The Kingdom of Saudi Arabia is a striking example of a state teetering on the brink of failure. Back in 2015 it shifted from budget surplus to a deficit of US$98 billion attempting to tank the US shale industry. Now in April and May of 2020, pursuing the same objective, the Saudi’s have slashed its sales price to the lowest levels in decades. Saudi Arabia’s fiscal break-even price – the oil price they need to both cover the costs of extraction and balance their state budget that provides for their citizens- is $85 per barrel. The last time Brent crude was steady above $80pb was 2014.
Russia also is one of the biggest exporters of oil and gas in the world. Its economy and its government depend hugely on the revenues this brings in. Before the current oil crisis, Putin described the disruption caused by ‘green technologies’ as a one of the “main challenges and threats” to Russia’s economic security.
The combination of historically low oil prices and demand, institutional shifts away from fossil fuels, electrification and the increasing dominance of renewables, will result in a loss of oil revenues along with the economic security, stability and geopolitical leverage it provides. As described by the Economist, the Middle East and Russia are ill prepared: “rapidly falling oil revenues can force an autocratic state to break its bargain with the people, leading to economic turmoil, social instability and regional tension”.

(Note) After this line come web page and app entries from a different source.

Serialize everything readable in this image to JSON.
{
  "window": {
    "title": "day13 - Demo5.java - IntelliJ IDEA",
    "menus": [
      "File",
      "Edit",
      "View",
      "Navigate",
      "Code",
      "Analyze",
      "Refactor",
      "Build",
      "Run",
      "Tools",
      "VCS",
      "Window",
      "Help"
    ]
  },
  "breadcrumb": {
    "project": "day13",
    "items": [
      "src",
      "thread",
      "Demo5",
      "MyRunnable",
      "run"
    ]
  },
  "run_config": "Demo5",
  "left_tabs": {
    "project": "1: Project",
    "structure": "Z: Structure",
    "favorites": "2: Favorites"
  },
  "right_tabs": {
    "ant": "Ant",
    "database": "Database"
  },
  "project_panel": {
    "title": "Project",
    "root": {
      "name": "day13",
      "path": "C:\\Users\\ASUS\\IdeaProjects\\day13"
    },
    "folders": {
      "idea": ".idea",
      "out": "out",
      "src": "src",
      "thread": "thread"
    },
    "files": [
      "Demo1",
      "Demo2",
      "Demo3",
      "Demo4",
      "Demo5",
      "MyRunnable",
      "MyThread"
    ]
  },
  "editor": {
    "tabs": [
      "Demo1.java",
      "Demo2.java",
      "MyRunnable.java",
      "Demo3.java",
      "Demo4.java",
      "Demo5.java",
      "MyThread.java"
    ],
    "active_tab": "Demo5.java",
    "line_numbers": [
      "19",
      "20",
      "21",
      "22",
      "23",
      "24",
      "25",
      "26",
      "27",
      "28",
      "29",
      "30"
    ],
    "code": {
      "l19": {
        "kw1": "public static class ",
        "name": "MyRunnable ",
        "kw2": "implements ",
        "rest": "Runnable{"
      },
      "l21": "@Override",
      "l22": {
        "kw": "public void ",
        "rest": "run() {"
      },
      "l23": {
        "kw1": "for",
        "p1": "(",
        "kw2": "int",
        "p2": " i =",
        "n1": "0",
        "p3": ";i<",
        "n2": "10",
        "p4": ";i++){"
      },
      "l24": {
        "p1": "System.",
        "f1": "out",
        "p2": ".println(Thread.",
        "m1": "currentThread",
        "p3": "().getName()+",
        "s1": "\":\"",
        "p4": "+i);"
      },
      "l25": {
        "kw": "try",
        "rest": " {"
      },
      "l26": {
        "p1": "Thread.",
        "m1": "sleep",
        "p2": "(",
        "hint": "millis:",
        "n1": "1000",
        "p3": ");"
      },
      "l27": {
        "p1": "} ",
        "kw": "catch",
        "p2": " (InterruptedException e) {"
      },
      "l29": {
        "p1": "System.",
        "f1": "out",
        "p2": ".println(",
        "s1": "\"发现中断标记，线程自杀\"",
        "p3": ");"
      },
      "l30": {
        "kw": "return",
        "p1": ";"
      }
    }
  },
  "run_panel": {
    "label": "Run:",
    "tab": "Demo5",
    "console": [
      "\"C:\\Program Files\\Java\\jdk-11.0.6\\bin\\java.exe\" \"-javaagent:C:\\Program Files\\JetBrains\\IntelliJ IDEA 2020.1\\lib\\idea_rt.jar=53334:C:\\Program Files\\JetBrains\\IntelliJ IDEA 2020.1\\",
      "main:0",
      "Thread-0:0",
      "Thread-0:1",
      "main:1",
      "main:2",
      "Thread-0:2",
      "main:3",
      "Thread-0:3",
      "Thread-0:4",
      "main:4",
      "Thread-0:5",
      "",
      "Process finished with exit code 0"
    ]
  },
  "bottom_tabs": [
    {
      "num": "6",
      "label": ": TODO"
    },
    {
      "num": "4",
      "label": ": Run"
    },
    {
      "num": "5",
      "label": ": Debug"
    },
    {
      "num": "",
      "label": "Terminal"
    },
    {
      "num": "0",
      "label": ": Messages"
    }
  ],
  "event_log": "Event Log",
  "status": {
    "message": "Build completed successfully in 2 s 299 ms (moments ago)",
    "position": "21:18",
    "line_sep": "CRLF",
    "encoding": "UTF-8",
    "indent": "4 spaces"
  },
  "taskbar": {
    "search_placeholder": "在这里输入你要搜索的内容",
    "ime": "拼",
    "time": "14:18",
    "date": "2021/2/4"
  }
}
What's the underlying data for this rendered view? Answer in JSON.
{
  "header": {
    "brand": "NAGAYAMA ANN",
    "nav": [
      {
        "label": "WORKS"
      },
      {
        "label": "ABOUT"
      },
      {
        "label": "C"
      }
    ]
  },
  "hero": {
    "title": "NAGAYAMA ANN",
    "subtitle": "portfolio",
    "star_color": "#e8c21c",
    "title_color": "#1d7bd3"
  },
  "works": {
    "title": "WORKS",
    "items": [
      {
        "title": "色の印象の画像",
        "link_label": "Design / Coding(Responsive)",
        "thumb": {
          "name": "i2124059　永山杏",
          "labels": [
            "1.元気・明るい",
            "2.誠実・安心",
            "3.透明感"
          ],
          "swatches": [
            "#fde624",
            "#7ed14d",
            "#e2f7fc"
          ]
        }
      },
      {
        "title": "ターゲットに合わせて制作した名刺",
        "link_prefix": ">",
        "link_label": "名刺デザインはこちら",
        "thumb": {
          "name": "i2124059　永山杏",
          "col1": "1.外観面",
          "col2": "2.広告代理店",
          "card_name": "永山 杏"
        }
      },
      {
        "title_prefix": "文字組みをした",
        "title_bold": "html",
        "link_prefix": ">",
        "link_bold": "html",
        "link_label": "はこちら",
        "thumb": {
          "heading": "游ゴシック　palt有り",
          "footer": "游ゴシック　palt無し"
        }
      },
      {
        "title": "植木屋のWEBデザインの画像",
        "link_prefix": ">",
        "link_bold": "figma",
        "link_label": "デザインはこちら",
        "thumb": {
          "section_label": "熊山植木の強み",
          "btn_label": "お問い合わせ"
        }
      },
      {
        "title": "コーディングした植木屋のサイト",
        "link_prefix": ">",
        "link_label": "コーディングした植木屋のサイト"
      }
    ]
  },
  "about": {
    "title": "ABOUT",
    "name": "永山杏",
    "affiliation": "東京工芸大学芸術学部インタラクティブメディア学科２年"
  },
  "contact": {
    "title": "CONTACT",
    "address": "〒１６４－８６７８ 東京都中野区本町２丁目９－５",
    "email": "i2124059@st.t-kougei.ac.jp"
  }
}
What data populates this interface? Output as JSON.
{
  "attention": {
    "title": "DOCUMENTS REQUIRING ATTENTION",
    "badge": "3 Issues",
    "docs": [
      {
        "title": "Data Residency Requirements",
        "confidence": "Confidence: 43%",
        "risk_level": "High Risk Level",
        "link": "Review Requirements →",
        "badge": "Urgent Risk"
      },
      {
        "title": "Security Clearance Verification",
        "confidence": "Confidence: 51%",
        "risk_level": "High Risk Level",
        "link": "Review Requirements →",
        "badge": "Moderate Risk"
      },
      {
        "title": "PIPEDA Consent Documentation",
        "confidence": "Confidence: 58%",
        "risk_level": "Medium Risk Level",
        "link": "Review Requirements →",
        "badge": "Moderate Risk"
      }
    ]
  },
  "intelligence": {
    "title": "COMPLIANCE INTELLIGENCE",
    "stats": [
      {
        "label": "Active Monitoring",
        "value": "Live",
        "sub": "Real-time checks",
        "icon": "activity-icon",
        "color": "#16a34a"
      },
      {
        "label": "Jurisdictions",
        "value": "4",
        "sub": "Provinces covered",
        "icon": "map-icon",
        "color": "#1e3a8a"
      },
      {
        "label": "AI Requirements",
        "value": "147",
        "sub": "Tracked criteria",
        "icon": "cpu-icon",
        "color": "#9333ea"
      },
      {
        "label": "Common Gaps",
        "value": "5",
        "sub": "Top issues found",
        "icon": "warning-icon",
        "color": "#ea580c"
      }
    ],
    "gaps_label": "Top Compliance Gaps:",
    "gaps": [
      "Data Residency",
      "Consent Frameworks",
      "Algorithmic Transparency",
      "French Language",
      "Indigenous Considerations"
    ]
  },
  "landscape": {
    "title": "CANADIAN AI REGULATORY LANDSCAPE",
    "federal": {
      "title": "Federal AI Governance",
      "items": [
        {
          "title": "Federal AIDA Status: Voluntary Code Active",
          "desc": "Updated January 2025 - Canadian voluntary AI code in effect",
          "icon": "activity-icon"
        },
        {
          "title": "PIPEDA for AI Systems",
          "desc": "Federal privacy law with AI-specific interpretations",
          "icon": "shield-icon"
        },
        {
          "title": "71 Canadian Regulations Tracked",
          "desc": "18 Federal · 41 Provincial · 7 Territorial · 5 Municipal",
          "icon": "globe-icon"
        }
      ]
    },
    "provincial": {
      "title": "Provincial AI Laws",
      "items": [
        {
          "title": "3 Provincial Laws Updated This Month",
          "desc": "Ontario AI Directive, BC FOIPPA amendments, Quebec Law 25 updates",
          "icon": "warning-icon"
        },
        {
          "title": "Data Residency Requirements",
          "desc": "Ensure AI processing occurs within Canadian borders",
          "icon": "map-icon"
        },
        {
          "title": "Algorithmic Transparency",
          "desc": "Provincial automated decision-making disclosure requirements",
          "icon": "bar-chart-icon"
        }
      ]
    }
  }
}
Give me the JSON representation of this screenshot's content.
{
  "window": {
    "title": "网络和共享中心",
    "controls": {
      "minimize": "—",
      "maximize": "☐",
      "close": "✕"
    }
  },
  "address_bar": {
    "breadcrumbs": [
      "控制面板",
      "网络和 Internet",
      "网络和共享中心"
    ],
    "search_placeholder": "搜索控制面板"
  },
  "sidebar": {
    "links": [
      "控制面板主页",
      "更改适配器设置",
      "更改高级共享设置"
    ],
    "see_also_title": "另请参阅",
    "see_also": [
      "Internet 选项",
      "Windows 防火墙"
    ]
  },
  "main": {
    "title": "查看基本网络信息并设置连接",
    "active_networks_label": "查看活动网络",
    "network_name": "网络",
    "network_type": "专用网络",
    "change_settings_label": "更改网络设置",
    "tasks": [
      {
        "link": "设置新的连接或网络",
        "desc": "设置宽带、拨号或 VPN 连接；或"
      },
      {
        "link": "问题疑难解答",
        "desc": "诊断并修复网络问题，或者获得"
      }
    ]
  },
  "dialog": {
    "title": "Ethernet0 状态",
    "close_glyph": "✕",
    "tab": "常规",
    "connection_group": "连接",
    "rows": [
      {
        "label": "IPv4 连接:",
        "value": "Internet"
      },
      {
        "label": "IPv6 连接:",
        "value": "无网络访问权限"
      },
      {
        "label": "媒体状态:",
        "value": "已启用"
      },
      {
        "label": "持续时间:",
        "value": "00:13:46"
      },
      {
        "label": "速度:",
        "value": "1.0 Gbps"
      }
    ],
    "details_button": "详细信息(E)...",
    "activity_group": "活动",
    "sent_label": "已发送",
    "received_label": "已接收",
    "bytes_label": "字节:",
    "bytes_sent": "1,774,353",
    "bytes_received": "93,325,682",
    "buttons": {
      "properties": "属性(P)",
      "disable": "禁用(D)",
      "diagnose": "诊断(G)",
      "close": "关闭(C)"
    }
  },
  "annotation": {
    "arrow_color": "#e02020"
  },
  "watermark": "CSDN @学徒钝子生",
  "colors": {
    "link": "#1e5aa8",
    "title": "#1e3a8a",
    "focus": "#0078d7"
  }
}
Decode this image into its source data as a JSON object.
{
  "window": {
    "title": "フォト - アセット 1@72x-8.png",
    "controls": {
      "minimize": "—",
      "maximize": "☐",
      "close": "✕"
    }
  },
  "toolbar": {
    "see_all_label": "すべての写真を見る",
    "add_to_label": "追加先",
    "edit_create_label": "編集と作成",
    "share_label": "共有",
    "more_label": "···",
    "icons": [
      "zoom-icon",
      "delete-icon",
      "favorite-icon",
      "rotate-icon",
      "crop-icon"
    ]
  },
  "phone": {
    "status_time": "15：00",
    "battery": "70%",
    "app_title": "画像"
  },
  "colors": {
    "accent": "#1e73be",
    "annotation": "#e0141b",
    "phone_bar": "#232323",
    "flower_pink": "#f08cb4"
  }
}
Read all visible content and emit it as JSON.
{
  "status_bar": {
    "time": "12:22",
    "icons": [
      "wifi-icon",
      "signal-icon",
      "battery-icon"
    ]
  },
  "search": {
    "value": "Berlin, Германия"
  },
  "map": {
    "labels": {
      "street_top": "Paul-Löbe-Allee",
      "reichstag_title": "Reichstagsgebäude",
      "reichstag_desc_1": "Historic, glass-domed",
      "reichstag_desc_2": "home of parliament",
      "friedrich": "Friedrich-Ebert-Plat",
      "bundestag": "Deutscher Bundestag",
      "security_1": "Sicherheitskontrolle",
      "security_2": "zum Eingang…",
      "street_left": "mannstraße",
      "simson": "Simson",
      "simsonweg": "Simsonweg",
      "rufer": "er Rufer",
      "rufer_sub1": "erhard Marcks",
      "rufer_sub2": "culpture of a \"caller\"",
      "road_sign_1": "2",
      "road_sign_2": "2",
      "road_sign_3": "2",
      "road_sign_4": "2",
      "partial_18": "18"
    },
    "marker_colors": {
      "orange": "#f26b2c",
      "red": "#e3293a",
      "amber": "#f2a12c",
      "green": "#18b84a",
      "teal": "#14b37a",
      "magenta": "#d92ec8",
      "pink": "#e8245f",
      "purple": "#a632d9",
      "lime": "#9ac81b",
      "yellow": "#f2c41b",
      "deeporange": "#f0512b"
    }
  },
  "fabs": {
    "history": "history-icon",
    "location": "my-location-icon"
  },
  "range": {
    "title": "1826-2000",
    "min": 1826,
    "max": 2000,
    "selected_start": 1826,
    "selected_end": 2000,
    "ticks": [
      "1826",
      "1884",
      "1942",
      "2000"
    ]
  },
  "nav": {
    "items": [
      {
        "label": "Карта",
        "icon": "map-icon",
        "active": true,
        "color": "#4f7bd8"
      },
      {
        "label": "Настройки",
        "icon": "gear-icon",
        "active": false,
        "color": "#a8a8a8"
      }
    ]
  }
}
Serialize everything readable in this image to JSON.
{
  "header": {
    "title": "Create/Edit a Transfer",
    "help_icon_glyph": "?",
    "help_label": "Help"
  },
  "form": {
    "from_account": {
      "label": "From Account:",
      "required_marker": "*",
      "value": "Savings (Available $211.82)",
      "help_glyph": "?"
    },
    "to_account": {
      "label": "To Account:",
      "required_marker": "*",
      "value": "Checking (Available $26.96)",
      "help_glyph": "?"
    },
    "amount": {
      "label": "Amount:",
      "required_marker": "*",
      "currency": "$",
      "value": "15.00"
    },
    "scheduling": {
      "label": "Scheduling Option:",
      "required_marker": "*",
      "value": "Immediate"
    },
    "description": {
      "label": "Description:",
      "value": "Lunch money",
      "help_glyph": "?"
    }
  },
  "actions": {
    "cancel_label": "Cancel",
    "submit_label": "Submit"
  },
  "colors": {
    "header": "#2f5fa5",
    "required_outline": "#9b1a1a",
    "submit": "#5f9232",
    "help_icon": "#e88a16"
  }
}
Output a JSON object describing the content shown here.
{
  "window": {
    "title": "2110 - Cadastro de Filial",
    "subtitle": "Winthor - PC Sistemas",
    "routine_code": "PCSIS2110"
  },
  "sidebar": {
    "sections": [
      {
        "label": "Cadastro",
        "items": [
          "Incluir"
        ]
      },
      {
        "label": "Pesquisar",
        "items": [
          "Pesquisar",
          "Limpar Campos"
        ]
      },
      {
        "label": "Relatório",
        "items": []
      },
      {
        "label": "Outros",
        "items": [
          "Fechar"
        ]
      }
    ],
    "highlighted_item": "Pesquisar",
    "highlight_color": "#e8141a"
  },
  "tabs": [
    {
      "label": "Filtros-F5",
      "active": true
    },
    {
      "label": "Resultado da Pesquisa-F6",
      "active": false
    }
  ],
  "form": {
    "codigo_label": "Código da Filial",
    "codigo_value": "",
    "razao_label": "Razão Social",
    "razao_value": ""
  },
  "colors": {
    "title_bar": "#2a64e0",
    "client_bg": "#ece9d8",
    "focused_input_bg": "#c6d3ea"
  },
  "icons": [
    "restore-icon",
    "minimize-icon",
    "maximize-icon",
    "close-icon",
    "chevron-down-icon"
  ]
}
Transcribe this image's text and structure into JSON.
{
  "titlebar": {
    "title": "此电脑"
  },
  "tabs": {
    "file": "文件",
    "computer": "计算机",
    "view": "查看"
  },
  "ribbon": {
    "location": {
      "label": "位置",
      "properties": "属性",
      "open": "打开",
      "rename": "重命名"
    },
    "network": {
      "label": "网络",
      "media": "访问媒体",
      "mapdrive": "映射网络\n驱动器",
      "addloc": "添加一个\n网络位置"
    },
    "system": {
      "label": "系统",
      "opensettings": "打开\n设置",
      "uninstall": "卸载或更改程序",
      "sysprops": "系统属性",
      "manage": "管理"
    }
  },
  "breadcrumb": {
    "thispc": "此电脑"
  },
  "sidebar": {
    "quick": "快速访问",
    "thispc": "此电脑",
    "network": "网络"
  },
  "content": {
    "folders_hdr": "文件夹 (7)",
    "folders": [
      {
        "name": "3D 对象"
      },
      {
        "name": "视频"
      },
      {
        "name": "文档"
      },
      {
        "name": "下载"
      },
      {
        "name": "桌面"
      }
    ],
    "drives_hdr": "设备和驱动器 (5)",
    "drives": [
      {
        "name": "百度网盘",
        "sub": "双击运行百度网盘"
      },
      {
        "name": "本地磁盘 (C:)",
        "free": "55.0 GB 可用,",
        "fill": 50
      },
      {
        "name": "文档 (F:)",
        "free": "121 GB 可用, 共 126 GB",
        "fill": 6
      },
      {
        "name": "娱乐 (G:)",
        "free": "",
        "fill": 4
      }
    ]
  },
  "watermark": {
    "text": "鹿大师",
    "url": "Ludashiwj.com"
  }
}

- In BP’s 2019 oil demand outlook through 2040, aviation and marine transport were set to account for nearly half of the increase in energy used in transport in the 2030s – considering the dramatic drop in demand from COVID-19, many analysts believe that COVID could speed up the arrival of peak oil demand “The virus will bring forward peak demand for fossil fuels” in an industry already heading towards a structural peak created by nations committing to net zero future emissions. “Peak emissions was almost certainly 2019, and perhaps peak fossil fuels as well,” said Kingsmill Bond, at analysts Carbon Tracker.
Analysts also forecast that coal will not recover from the pandemic “Covid-19 will slash coal emissions so much this year that the industry will never recover, even with a continued build-out in India and elsewhere. The crash in natural gas prices, record-cheap solar and wind power, and climate and health concerns have undercut the industry permanently.”
- By the end of September, the public debt in the US will be larger than the $21 trillion economy, according to CRFB calculations. The recession’s impact will push the debt past the previous record of 106 percent of the economy, set in 1946. Atif Mian, economics professor at Princeton University warns “We should be very worried…We are talking about a level of debt that would certainly be unprecedented in modern history or in history, period. We are definitely at a tipping point.”
- The 2018 report ‘A New world – Geopolitics of the Energy Transformation’ demonstrates that the rapid growth of renewable energy will “redraw the geopolitical map in the 21st century”. As countries embracing renewables achieve energy independence and security, power will shift away from those whose main exports were fossil fuels. The Middle East and North Africa, together with Russia and other countries in the Commonwealth of Independent States will be most exposed to economic decline (>24% GDP). Countering this loss will be large economic gains for current importers – Europe, China and Japan are currently heavily reliant on fossil fuel imports but would increase their energy independence as renewable energy shares grow, regaining 3-5%) of GDP. Globally, the World Trade Organisation puts the cost of fossil fuel imports at around US$1.9 trillion – representing a large pool for dependent nations to redistribution across the economy.